Pelisson brought a new style of hotel management to France

Paris (AFP) - Gerard Pelisson, who co-founded Accor and turned the hotel group into a world leader, has died at 91 after a long illness, his family told AFP on Monday.

Pelisson created the Accor company together with business partner Paul Dubrule and grew it into the world’s sixth-biggest hotel group with 5,400 hotels in 100 countries under the Novotel, Ibis, Sofitel, Mercure and Pullman brands.

Pelisson’s studies at the Massachusetts Institute of Technology (MIT) and first job at IBM gave him valuable insights into US-style entrepreneurship.

He left IBM after developing a fascination with America’s standardised model of hotel businesses, to start something similar in France.

Now the sixth-biggest hotel group in the world

“He was the prototype of an entrepreneur,” said Accor’s current CEO, Sebastien Bazin, crediting Pelisson and Dubrule with “reinventing the rules” of France’s hotel sector and “putting it on a new course of international influence”.

The Holiday Inn brand, in particular, got the two men’s attention, with its hotels located on the edges of cities all with near-identical rooms – at a time when the hospitality business in France was still far from being an industry.

Pelisson and Dubrule opened their first Novotel in 1967, built on a former beetroot field close to a motorway on the outskirts of Lille, in northern France, which became an instant success.

Within two years, they started two more, in the eastern city of Colmar and Marseille in the south. An Ibis hotel followed in 1974 in Bordeaux, in France’s southwest, the starting point for a network of budget hotels first in France, and then across Europe.

Their company, SIEH, invested in Africa, the Middle East and the Americas, and became Accor in 1983.

Their disruptive marketing methods included campaigns such as “A room for 99 francs” (15 euros) at the low cost Formule1 chain, now known as hotelF1.

“We managed to create all the great projects because we were in agreement,” Pelisson once said about the business couple.

Their biographer, Henry Lang, said the two men enjoyed “a great complicity and extraordinary mutual respect”.

They also had “legendary shouting matches”, he said, “but only ever in private”.

Complicity, respect and legendary shouting matches: Pelisson (left) with business partner Paul Dubrule

Lang noted Pelisson could “lie through his teeth” during negotiations, “but it was always for the benefit of Accor”. He always kept his word, the biographer added.

Pelisson and Dubrule left Accor’s executive management in 1997 after an acquisition spree that began to weigh on the group’s finances, but co-led the supervisory board until 2005.

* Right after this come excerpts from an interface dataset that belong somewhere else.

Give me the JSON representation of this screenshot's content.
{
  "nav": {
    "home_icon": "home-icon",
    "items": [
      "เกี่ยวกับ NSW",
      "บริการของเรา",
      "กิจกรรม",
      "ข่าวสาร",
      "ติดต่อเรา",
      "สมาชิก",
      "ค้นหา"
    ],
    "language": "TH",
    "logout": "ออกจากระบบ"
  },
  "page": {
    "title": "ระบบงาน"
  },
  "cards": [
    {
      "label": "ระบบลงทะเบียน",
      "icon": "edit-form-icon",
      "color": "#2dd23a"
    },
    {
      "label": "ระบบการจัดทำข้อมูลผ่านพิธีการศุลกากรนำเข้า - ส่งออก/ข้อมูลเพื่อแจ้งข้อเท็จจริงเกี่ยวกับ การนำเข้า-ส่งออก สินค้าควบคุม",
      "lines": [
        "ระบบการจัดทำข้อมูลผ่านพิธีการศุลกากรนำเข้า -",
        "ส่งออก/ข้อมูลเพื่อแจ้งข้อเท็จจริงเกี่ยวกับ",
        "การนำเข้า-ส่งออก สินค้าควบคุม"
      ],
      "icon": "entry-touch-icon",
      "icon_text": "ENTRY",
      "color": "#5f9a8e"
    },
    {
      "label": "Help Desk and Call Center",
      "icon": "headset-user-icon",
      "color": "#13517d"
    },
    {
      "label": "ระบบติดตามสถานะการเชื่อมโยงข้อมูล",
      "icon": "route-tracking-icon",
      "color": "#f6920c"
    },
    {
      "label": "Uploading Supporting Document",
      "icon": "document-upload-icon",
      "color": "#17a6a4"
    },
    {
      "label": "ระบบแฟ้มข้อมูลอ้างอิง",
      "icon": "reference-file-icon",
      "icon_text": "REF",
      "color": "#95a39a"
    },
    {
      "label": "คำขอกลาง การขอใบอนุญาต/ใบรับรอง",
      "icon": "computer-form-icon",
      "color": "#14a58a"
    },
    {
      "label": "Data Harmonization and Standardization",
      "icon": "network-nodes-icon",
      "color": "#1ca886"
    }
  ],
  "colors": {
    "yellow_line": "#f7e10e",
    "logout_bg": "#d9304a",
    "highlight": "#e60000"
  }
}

Pelisson loved good food and in 1998 teamed up with celebrity chef Paul Bocuse to take over the cooking school that later became the Paul Bocuse Institute.